**THE TASK**.
Your task is to give the number of lines below that contain "interface". Give no other text.

=-=-=-=-=

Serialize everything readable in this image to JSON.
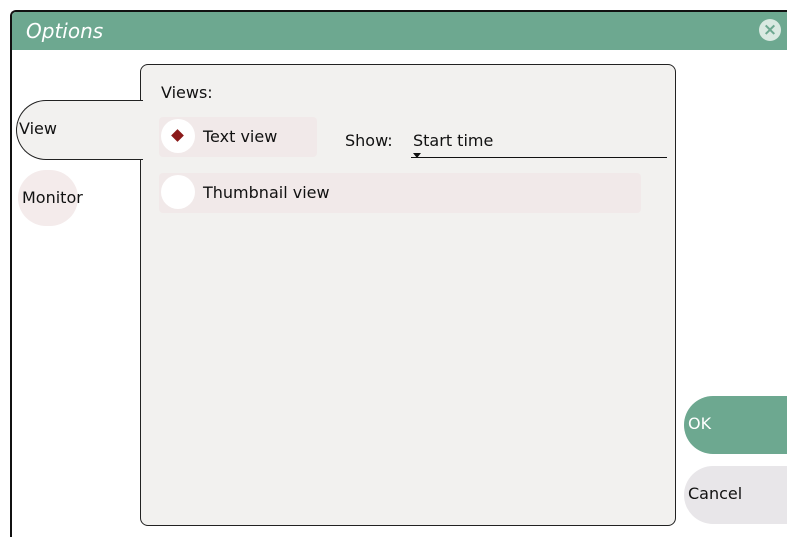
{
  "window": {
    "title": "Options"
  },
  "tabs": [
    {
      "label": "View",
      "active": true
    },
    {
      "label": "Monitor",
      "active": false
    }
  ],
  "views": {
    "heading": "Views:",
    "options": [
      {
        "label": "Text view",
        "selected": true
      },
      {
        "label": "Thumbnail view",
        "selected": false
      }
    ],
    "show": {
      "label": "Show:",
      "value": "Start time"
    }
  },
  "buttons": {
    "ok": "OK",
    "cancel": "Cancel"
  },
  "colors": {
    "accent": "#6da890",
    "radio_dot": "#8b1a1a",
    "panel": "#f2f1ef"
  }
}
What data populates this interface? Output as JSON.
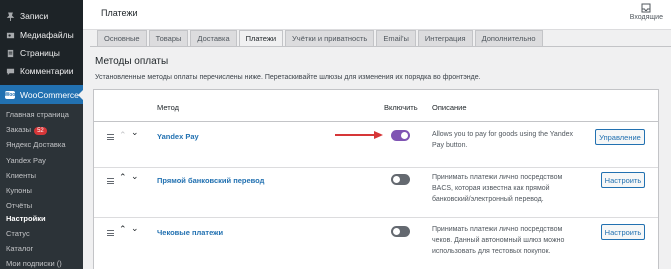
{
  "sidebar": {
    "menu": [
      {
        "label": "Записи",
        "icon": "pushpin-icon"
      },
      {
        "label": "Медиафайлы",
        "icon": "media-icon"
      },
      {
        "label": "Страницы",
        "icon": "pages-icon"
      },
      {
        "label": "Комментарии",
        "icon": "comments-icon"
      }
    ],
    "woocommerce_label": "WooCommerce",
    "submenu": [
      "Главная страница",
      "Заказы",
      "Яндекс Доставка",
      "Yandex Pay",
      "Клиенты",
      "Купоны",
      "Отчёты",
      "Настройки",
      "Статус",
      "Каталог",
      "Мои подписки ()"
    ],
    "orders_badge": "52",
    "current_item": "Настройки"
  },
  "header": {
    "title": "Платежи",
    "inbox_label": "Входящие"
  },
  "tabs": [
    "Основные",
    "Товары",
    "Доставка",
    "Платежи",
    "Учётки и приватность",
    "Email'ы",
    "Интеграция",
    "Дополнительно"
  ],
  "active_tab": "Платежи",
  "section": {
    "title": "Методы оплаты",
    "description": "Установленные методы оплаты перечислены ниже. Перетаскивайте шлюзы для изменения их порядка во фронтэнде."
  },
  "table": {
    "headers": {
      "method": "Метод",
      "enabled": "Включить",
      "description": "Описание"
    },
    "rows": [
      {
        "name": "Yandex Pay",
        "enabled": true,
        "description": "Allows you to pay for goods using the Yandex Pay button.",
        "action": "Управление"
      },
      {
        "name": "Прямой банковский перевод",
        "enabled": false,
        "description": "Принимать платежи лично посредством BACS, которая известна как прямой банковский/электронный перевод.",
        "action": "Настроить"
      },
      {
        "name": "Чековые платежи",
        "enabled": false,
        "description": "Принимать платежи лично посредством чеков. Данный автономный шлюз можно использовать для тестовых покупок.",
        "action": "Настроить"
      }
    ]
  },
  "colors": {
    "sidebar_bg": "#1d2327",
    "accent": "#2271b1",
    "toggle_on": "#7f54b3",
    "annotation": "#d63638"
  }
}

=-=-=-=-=

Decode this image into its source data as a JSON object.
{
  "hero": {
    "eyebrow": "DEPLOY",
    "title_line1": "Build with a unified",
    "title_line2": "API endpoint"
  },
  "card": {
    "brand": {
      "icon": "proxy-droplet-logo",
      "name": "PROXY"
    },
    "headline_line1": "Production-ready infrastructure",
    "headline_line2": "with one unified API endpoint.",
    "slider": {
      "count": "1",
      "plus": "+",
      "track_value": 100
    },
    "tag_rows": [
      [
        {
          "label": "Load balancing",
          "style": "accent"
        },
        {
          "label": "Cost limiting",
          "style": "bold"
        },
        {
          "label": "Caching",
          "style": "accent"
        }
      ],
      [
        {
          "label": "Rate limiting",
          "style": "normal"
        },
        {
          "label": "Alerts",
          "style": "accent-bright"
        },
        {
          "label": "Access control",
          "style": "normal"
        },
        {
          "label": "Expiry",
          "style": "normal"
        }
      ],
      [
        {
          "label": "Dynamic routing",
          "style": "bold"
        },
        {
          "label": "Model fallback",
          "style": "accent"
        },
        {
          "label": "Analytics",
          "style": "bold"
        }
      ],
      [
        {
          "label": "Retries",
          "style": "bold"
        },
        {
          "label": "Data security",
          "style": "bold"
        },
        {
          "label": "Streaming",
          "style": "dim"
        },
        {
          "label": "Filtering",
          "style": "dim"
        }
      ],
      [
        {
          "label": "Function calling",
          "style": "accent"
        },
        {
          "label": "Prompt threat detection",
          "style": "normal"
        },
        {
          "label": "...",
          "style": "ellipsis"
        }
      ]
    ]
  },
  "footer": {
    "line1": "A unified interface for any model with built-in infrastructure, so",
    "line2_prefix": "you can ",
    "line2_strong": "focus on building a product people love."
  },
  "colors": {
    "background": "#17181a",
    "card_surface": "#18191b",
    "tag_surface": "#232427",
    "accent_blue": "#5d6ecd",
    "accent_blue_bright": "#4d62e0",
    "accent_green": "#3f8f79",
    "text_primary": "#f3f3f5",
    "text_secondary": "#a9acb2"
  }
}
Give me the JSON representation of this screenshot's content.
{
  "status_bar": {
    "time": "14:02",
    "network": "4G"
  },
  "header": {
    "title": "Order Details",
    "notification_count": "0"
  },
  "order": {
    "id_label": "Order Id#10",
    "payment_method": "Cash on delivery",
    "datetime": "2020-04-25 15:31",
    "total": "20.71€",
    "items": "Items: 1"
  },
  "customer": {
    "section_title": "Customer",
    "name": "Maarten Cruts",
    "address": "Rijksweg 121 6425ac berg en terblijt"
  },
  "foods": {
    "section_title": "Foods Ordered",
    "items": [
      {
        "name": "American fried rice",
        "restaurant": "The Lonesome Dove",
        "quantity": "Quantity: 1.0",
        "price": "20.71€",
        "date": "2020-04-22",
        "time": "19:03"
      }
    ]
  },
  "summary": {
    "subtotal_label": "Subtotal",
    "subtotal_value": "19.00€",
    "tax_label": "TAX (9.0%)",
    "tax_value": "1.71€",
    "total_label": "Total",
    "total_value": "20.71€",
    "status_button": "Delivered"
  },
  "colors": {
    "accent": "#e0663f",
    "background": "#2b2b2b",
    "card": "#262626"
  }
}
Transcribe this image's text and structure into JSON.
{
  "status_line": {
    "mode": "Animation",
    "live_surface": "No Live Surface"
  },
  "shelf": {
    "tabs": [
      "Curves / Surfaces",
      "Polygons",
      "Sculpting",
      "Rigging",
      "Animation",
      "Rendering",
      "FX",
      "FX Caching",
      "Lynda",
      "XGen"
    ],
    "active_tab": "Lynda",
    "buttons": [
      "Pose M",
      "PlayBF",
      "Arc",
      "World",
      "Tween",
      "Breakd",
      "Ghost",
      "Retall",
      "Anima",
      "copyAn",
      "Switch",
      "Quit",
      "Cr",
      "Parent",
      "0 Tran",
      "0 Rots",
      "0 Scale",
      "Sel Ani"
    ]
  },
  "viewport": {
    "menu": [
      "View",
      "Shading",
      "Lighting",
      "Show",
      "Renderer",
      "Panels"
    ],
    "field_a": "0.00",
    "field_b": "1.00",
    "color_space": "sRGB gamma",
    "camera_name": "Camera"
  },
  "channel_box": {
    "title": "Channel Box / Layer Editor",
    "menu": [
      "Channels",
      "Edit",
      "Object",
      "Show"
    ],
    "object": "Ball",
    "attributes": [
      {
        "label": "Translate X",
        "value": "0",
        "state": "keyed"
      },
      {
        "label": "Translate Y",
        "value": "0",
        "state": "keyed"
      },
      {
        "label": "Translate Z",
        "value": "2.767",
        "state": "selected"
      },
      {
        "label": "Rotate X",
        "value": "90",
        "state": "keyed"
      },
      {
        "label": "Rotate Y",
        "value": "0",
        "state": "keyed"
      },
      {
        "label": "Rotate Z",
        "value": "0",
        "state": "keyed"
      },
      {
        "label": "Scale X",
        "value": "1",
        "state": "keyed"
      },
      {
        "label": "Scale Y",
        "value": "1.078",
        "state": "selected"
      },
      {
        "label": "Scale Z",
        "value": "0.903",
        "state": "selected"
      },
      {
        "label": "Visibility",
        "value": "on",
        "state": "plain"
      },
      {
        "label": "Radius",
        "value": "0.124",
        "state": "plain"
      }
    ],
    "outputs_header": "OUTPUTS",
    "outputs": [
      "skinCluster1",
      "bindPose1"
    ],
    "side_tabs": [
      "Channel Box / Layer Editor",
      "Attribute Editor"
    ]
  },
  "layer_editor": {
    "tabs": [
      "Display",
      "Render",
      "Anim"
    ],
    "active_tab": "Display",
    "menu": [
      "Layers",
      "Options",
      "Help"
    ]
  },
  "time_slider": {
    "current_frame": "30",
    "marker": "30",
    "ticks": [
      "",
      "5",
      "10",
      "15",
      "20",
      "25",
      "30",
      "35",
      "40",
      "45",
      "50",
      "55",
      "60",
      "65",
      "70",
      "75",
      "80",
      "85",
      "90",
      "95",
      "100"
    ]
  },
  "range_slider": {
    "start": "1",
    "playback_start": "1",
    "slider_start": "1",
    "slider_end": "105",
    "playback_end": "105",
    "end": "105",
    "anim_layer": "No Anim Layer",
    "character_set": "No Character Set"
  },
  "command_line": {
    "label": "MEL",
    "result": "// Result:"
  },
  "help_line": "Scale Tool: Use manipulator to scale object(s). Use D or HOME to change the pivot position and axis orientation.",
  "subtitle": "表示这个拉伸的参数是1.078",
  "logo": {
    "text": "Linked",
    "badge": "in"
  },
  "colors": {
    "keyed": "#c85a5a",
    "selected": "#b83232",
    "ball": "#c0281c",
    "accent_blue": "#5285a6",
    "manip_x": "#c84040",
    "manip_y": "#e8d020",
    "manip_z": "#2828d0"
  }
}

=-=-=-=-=

**WRITTEN ANSWER**.
2